Aim of the task:
After removing every image, reproduce the data exactly as it appears.

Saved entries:
------------

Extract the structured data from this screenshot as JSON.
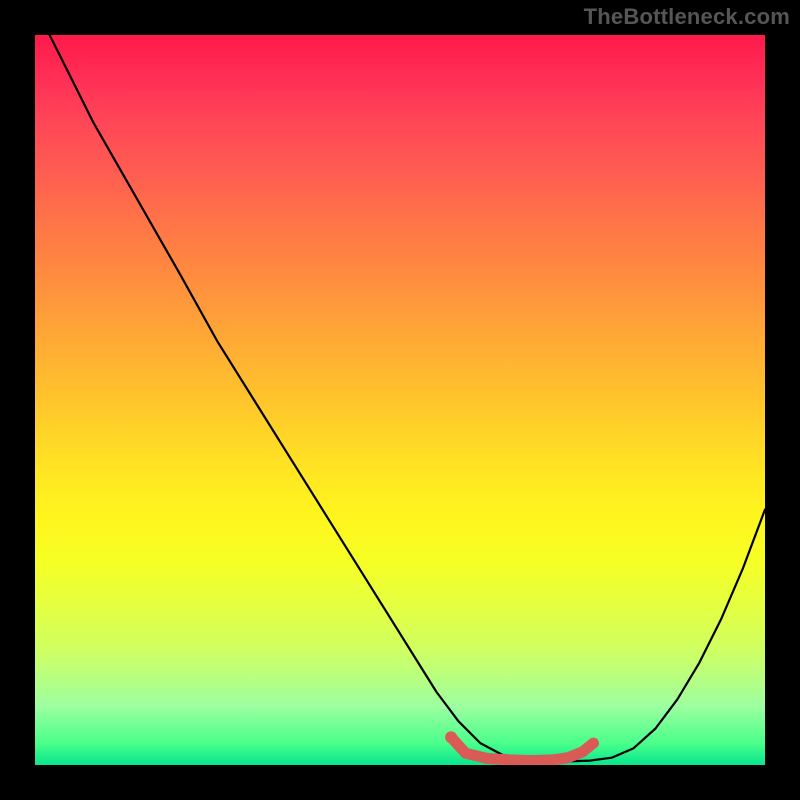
{
  "watermark": "TheBottleneck.com",
  "chart_data": {
    "type": "line",
    "title": "",
    "xlabel": "",
    "ylabel": "",
    "xlim": [
      0,
      100
    ],
    "ylim": [
      0,
      100
    ],
    "grid": false,
    "legend": false,
    "background": "rainbow-gradient",
    "series": [
      {
        "name": "bottleneck-curve",
        "color": "#000000",
        "x": [
          2,
          5,
          8,
          12,
          16,
          20,
          25,
          30,
          35,
          40,
          45,
          50,
          55,
          58,
          61,
          64,
          67,
          70,
          73,
          76,
          79,
          82,
          85,
          88,
          91,
          94,
          97,
          100
        ],
        "y": [
          100,
          94,
          88,
          81,
          74,
          67,
          58,
          50,
          42,
          34,
          26,
          18,
          10,
          6,
          3,
          1.4,
          0.9,
          0.6,
          0.5,
          0.6,
          1.0,
          2.3,
          5.0,
          9.0,
          14,
          20,
          27,
          35
        ]
      },
      {
        "name": "sweet-spot-marker",
        "color": "#da5a55",
        "x": [
          57,
          59,
          62,
          65,
          68,
          71,
          73,
          75,
          76.5
        ],
        "y": [
          3.8,
          1.6,
          0.9,
          0.7,
          0.6,
          0.7,
          1.0,
          1.8,
          3.0
        ]
      }
    ],
    "annotations": [
      {
        "type": "dot",
        "x": 57,
        "y": 3.8,
        "color": "#da5a55",
        "radius": 6
      }
    ]
  }
}
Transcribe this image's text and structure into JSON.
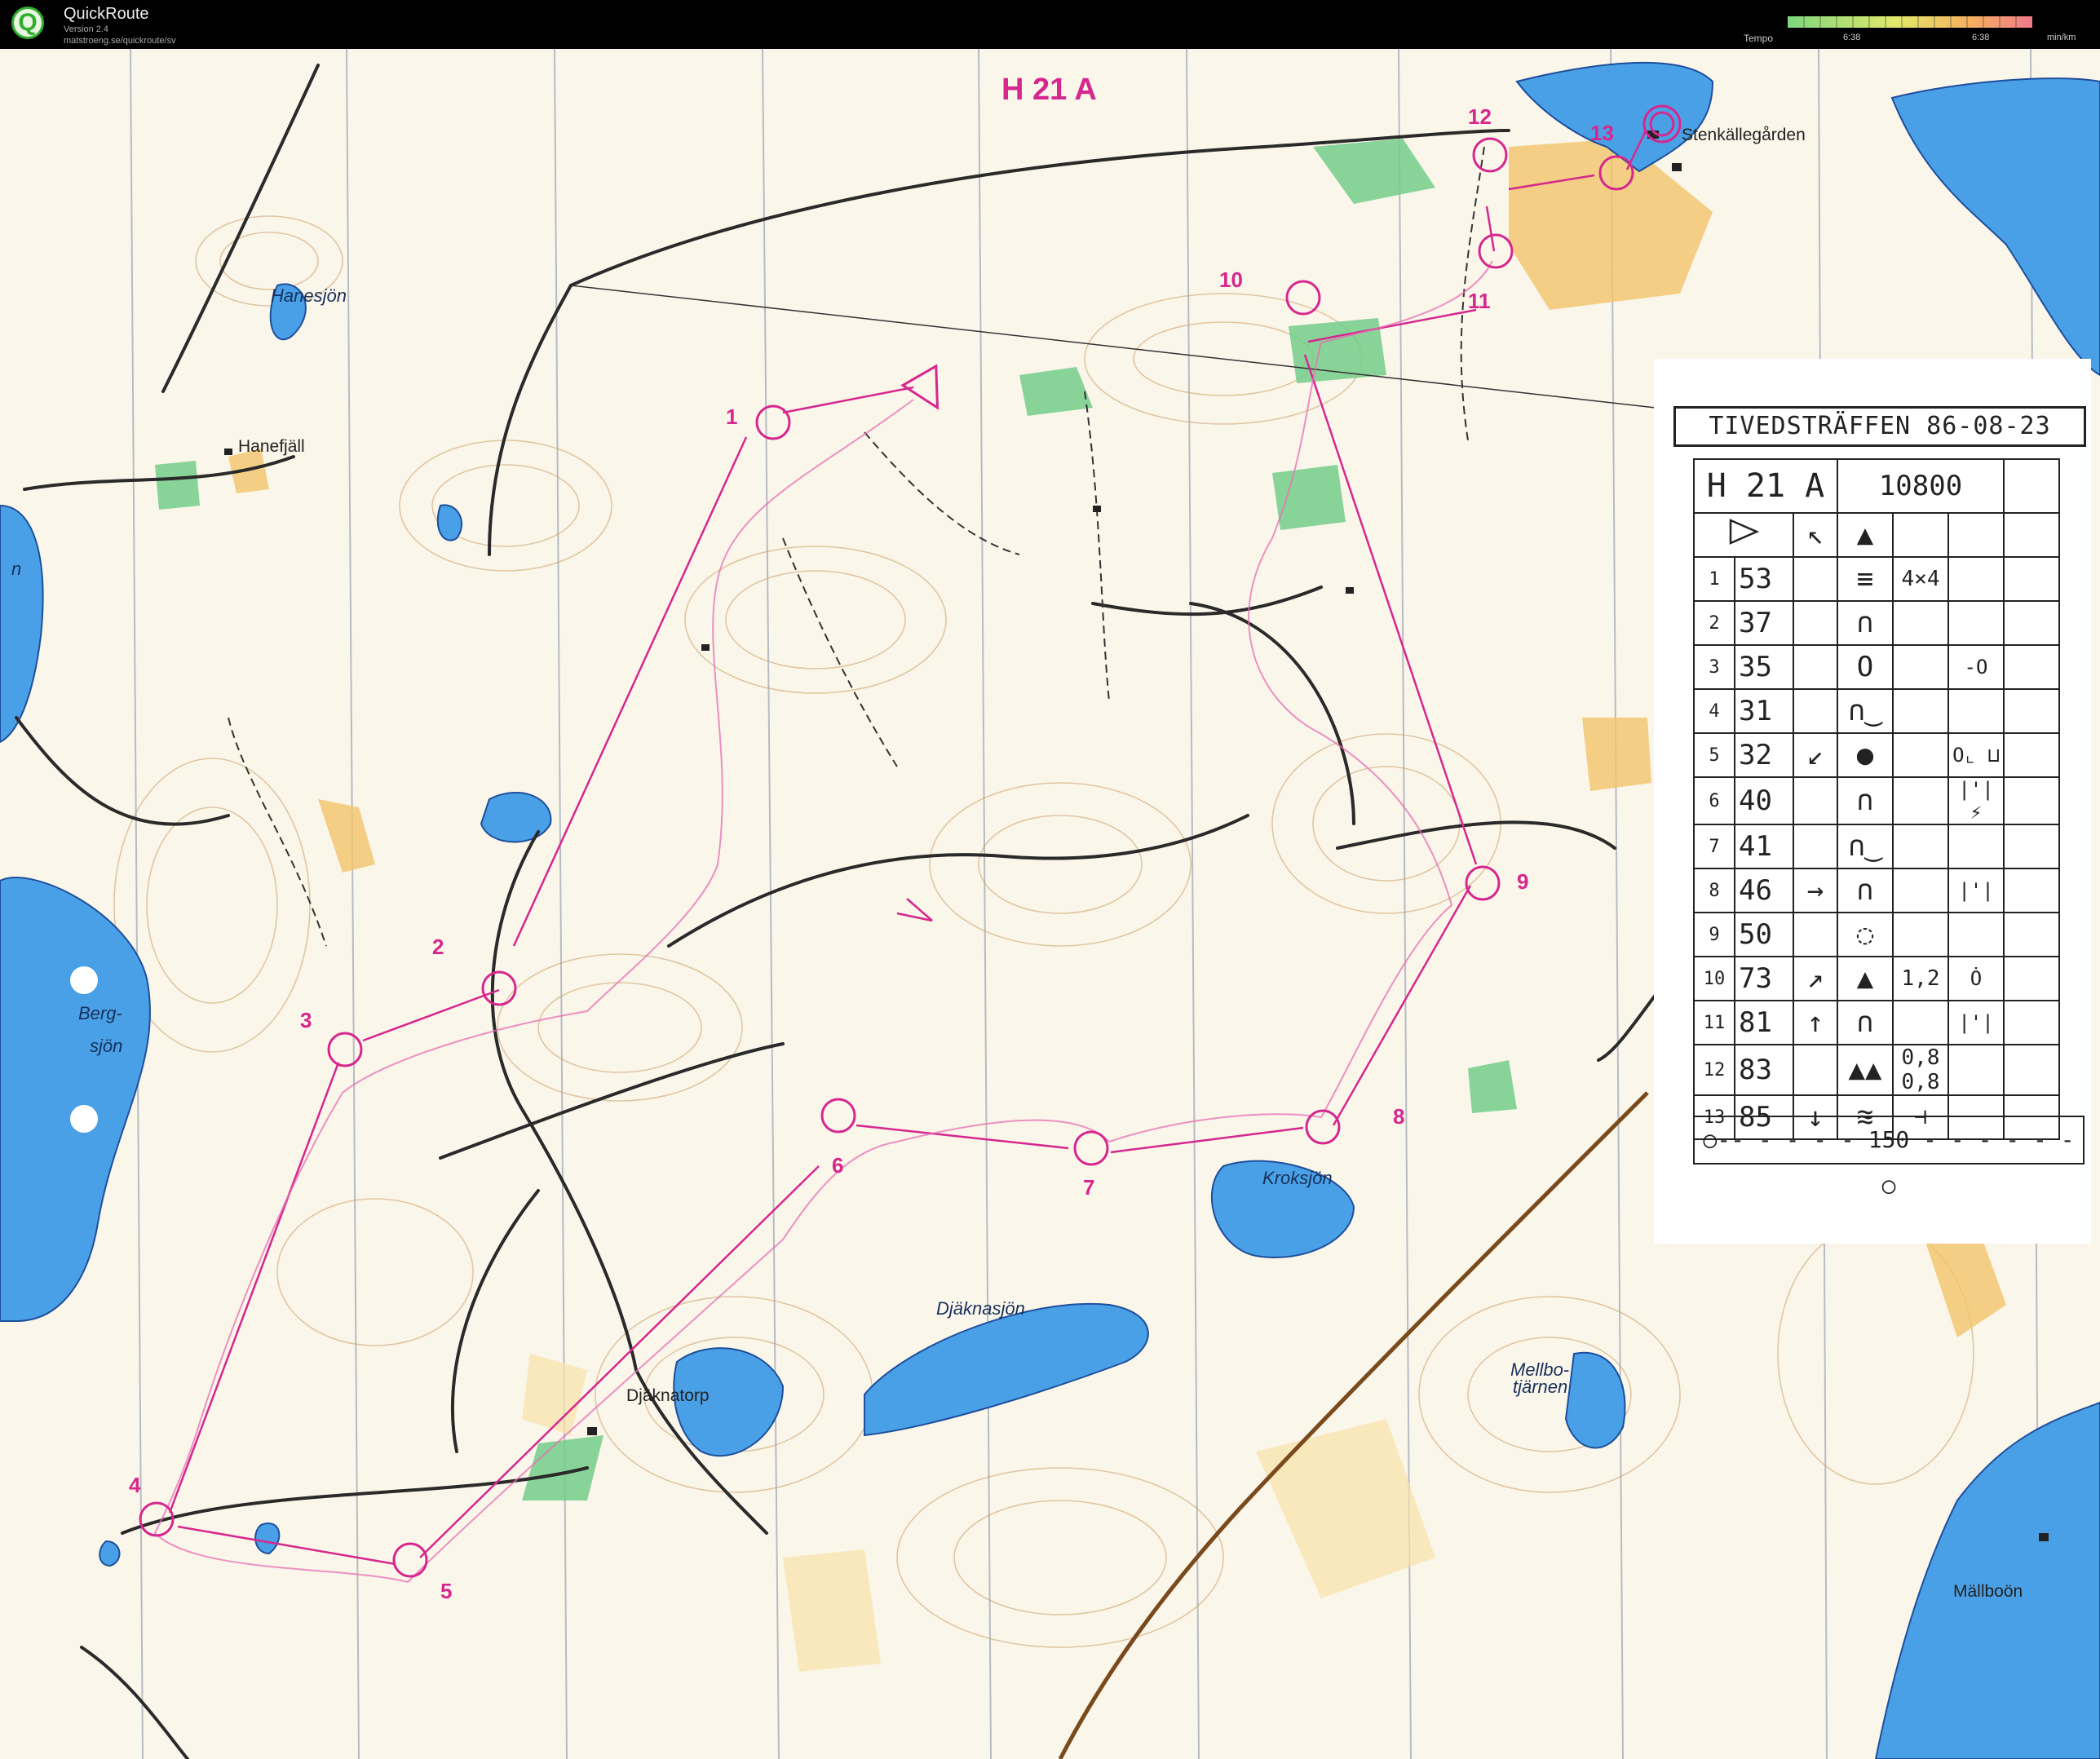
{
  "app": {
    "title": "QuickRoute",
    "version": "Version 2.4",
    "url": "matstroeng.se/quickroute/sv",
    "tempo_label": "Tempo",
    "tempo_low": "6:38",
    "tempo_high": "6:38",
    "tempo_unit": "min/km"
  },
  "map": {
    "class_label": "H 21 A",
    "places": {
      "hanesjon": "Hanesjön",
      "hanefjall": "Hanefjäll",
      "bergsjon_1": "Berg-",
      "bergsjon_2": "sjön",
      "sjon_edge": "n",
      "stenkallegarden": "Stenkällegården",
      "kroksjon": "Kroksjön",
      "djaknasjon": "Djäknasjön",
      "djaknatorp": "Djäknatorp",
      "mellbo_1": "Mellbo-",
      "mellbo_2": "tjärnen",
      "mallboon": "Mällboön"
    },
    "controls": [
      "1",
      "2",
      "3",
      "4",
      "5",
      "6",
      "7",
      "8",
      "9",
      "10",
      "11",
      "12",
      "13"
    ]
  },
  "card": {
    "title": "TIVEDSTRÄFFEN 86-08-23",
    "class": "H 21 A",
    "length": "10800",
    "rows": [
      {
        "n": "1",
        "code": "53",
        "dir": "",
        "sym": "≡",
        "extra": "4×4",
        "dim": ""
      },
      {
        "n": "2",
        "code": "37",
        "dir": "",
        "sym": "∩",
        "extra": "",
        "dim": ""
      },
      {
        "n": "3",
        "code": "35",
        "dir": "",
        "sym": "O",
        "extra": "",
        "dim": "-O"
      },
      {
        "n": "4",
        "code": "31",
        "dir": "",
        "sym": "∩‿",
        "extra": "",
        "dim": ""
      },
      {
        "n": "5",
        "code": "32",
        "dir": "↙",
        "sym": "●",
        "extra": "",
        "dim": "O⌞ ⊔"
      },
      {
        "n": "6",
        "code": "40",
        "dir": "",
        "sym": "∩",
        "extra": "",
        "dim": "|'| ⚡"
      },
      {
        "n": "7",
        "code": "41",
        "dir": "",
        "sym": "∩‿",
        "extra": "",
        "dim": ""
      },
      {
        "n": "8",
        "code": "46",
        "dir": "→",
        "sym": "∩",
        "extra": "",
        "dim": "|'|"
      },
      {
        "n": "9",
        "code": "50",
        "dir": "",
        "sym": "◌",
        "extra": "",
        "dim": ""
      },
      {
        "n": "10",
        "code": "73",
        "dir": "↗",
        "sym": "▲",
        "extra": "1,2",
        "dim": "Ȯ"
      },
      {
        "n": "11",
        "code": "81",
        "dir": "↑",
        "sym": "∩",
        "extra": "",
        "dim": "|'|"
      },
      {
        "n": "12",
        "code": "83",
        "dir": "",
        "sym": "▲▲",
        "extra": "0,8 0,8",
        "dim": ""
      },
      {
        "n": "13",
        "code": "85",
        "dir": "↓",
        "sym": "≋",
        "extra": "⊣",
        "dim": ""
      }
    ],
    "finish": "○-- - - - - 150 - - - - - - ○"
  }
}
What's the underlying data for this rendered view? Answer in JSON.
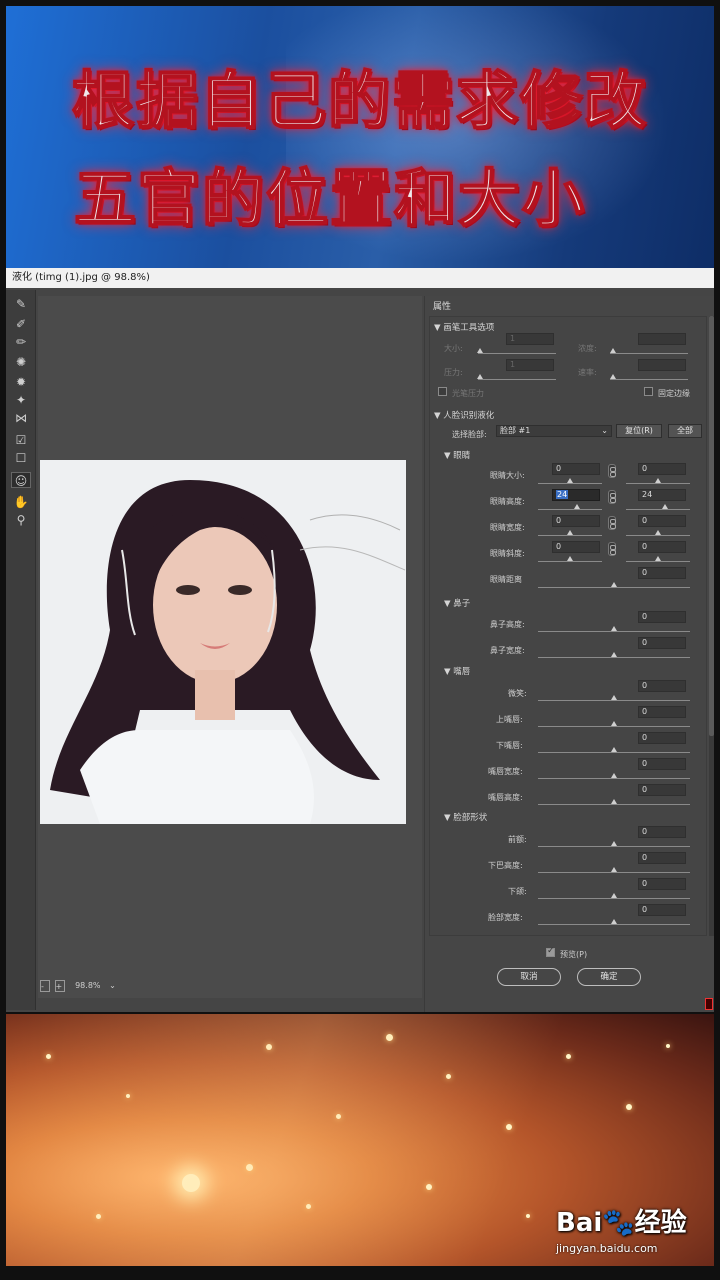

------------

Task response:
Extract the structured data from this screenshot as JSON.
{
  "watermark": "TheBottleneck.com",
  "chart_data": {
    "type": "line",
    "title": "",
    "xlabel": "",
    "ylabel": "",
    "xlim": [
      0,
      100
    ],
    "ylim": [
      0,
      100
    ],
    "grid": false,
    "legend": false,
    "background": "rainbow-gradient",
    "series": [
      {
        "name": "bottleneck-curve",
        "color": "#000000",
        "x": [
          2,
          5,
          8,
          12,
          16,
          20,
          25,
          30,
          35,
          40,
          45,
          50,
          55,
          58,
          61,
          64,
          67,
          70,
          73,
          76,
          79,
          82,
          85,
          88,
          91,
          94,
          97,
          100
        ],
        "y": [
          100,
          94,
          88,
          81,
          74,
          67,
          58,
          50,
          42,
          34,
          26,
          18,
          10,
          6,
          3,
          1.4,
          0.9,
          0.6,
          0.5,
          0.6,
          1.0,
          2.3,
          5.0,
          9.0,
          14,
          20,
          27,
          35
        ]
      },
      {
        "name": "sweet-spot-marker",
        "color": "#da5a55",
        "x": [
          57,
          59,
          62,
          65,
          68,
          71,
          73,
          75,
          76.5
        ],
        "y": [
          3.8,
          1.6,
          0.9,
          0.7,
          0.6,
          0.7,
          1.0,
          1.8,
          3.0
        ]
      }
    ],
    "annotations": [
      {
        "type": "dot",
        "x": 57,
        "y": 3.8,
        "color": "#da5a55",
        "radius": 6
      }
    ]
  }
}
Transcribe this image's text and structure into JSON.
{
  "app": {
    "title": "QuickRoute",
    "version": "Version 2.4",
    "url": "matstroeng.se/quickroute/sv",
    "tempo_label": "Tempo",
    "tempo_low": "6:38",
    "tempo_high": "6:38",
    "tempo_unit": "min/km"
  },
  "map": {
    "class_label": "H 21 A",
    "places": {
      "hanesjon": "Hanesjön",
      "hanefjall": "Hanefjäll",
      "bergsjon_1": "Berg-",
      "bergsjon_2": "sjön",
      "sjon_edge": "n",
      "stenkallegarden": "Stenkällegården",
      "kroksjon": "Kroksjön",
      "djaknasjon": "Djäknasjön",
      "djaknatorp": "Djäknatorp",
      "mellbo_1": "Mellbo-",
      "mellbo_2": "tjärnen",
      "mallboon": "Mällboön"
    },
    "controls": [
      "1",
      "2",
      "3",
      "4",
      "5",
      "6",
      "7",
      "8",
      "9",
      "10",
      "11",
      "12",
      "13"
    ]
  },
  "card": {
    "title": "TIVEDSTRÄFFEN 86-08-23",
    "class": "H 21 A",
    "length": "10800",
    "rows": [
      {
        "n": "1",
        "code": "53",
        "dir": "",
        "sym": "≡",
        "extra": "4×4",
        "dim": ""
      },
      {
        "n": "2",
        "code": "37",
        "dir": "",
        "sym": "∩",
        "extra": "",
        "dim": ""
      },
      {
        "n": "3",
        "code": "35",
        "dir": "",
        "sym": "O",
        "extra": "",
        "dim": "-O"
      },
      {
        "n": "4",
        "code": "31",
        "dir": "",
        "sym": "∩‿",
        "extra": "",
        "dim": ""
      },
      {
        "n": "5",
        "code": "32",
        "dir": "↙",
        "sym": "●",
        "extra": "",
        "dim": "O⌞ ⊔"
      },
      {
        "n": "6",
        "code": "40",
        "dir": "",
        "sym": "∩",
        "extra": "",
        "dim": "|'| ⚡"
      },
      {
        "n": "7",
        "code": "41",
        "dir": "",
        "sym": "∩‿",
        "extra": "",
        "dim": ""
      },
      {
        "n": "8",
        "code": "46",
        "dir": "→",
        "sym": "∩",
        "extra": "",
        "dim": "|'|"
      },
      {
        "n": "9",
        "code": "50",
        "dir": "",
        "sym": "◌",
        "extra": "",
        "dim": ""
      },
      {
        "n": "10",
        "code": "73",
        "dir": "↗",
        "sym": "▲",
        "extra": "1,2",
        "dim": "Ȯ"
      },
      {
        "n": "11",
        "code": "81",
        "dir": "↑",
        "sym": "∩",
        "extra": "",
        "dim": "|'|"
      },
      {
        "n": "12",
        "code": "83",
        "dir": "",
        "sym": "▲▲",
        "extra": "0,8 0,8",
        "dim": ""
      },
      {
        "n": "13",
        "code": "85",
        "dir": "↓",
        "sym": "≋",
        "extra": "⊣",
        "dim": ""
      }
    ],
    "finish": "○-- - - - - 150 - - - - - - ○"
  }
}
What's the underlying data for this rendered view? Answer in JSON.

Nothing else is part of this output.